Home > CGIAR Research Programs > Ongoing Projects > Fast-growing Fish Can Contribute to Poverty Reduction in the Volta Basin

Fast-growing Fish Can Contribute to Poverty Reduction in the Volta Basin

KEY FACTS
Project
Fast-growing Fish Can Contribute to Poverty Reduction in the Volta Basin
Project leader
Dr Raul Ponzoni
 
Start
1 Jan 2010
End
31 Dec 2022
This is an ongoing project that began in 1999 with partners in Ghana.
 
As urban populations continue to expand rapidly in Africa, the continent’s demand for fish grows accordingly. Unfortunately, existing stocks of fish cannot keep pace with this growth. Fish accounts for over 30% of total animal protein consumption in the diets of Africa’s poor. In some countries, it is even higher. In Ghana, that value is about 60%. Although Ghana and many other African countries import fish at a loss in an attempt to meet some of the demand for low-cost protein, they still face shortfalls. This dire situation provides African fish farmers with an opportunity to increase fish production, thereby improving food security and reducing poverty.
 
To help small and medium-sized farmers overcome poverty and hunger in Ghana and other countries in the Volta Basin, The WorldFish Center is working with partners to provide them with a genetically improved strain of Nile tilapia (Oreochromis niloticus). These fast-growing fish, which are developed in an environmentally-friendly manner, are already benefiting many rural communities.
 

The Akosombo Strain

The ‘Breeding and Selection of Oreochromis niloticus for Faster Growth’ project came about as the result of another project involving WorldFish and Ghana’s Water Research Institute (WRI), which started in 1999. Working out of WRI’s aquaculture research and development station in Akosombo, Ghana, the two organizations took samples from various fish sources and assembled enough genetic variation to begin a selection line in 2000.
 
After several years of breeding and selection work, a new fast-growing strain of tilapia called the Akosombo strain was developed. Then in 2008, with the support of FAO, the current project was initiated with the involvement of Ghana and the five other countries in the Volta Basin that had expressed an interest in the new breed: Benin, Burkina Faso, Côte d’Ivoire, Mali and Togo. Worldfish, WRI and FAO extended the scope of the work to include not only the continued development, improvement and dissemination of the improved strain but also an assessment of the potential risks involved.
 
Today, supply of the Akosombo strain cannot keep up with demand. This new strain of Nile tilapia grows about 30% faster than other farmed tilapia currently being cultured, enabling fish farmers to harvest them after six months instead of the usual eight months needed for the non-improved stock. The Akosombo strain, which also has a higher survival rate, continues to attract the attention of fish farmers and hatchery managers across the Volta Basin.
 
Currently, there are about 15 medium to large-sized hatcheries in operation, and approximately 540 farmers use the new strain, with total production for 2010 estimated at 8,000,000 fish.
 

The GIFT Strain
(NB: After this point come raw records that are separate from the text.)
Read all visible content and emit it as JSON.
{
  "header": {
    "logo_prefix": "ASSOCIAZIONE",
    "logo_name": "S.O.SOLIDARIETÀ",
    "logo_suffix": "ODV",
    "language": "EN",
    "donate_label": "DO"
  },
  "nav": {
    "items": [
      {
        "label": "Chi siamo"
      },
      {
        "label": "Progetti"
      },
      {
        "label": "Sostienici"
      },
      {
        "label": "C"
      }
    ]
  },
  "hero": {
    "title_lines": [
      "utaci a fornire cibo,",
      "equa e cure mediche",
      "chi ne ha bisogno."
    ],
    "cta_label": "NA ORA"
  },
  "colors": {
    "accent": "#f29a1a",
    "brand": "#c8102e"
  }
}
The project has also been tasked with comparing the Akosombo strain with the well-known GIFT strain that was developed by the Genetic Improvement of Farmed Tilapia (GIFT) project involving the WorldFish Center and partners in Norway and several Asian countries. GIFT has shown a remarkable genetic gain in growth rate (exceeding 80%) and has out-performed other strains being exploited in a variety of farming systems in Asia. Adoption of the GIFT strain in several Asian countries has increased production, lowered costs, increased consumption and in some cases improved the overall nutritional status of the sectors of the population involved.
 
To enable comparisons to be made between the two strains in a safe environment, the research station at Akosombo has been upgraded to make it bio-secure. It will soon be fully prepared to receive the first batch of GIFT fingerlings from Asia.
 
Scientists will monitor the relative performance of the Akosombo and the GIFT strains in the Ghana environment. The results will indicate whether widespread use of the GIFT strain in the country and region may be justified, bearing in mind not only any productivity increases but also the risk imposed by potential escapes from farms to natural body waters. It will take at least 18 months from the time GIFT arrives in Ghana before researchers have enough information on this matter.
 
Note: The process used to develop the GIFT and Akosombo strains is known as selective breeding. It uses naturally existing variation in the population, increasing the frequency of the genes that are favorable to farming. It is different from transgenesis, which results in genetically modified organisms and entails human intervention in the introduction of foreign genetic material (DNA) into a host genome.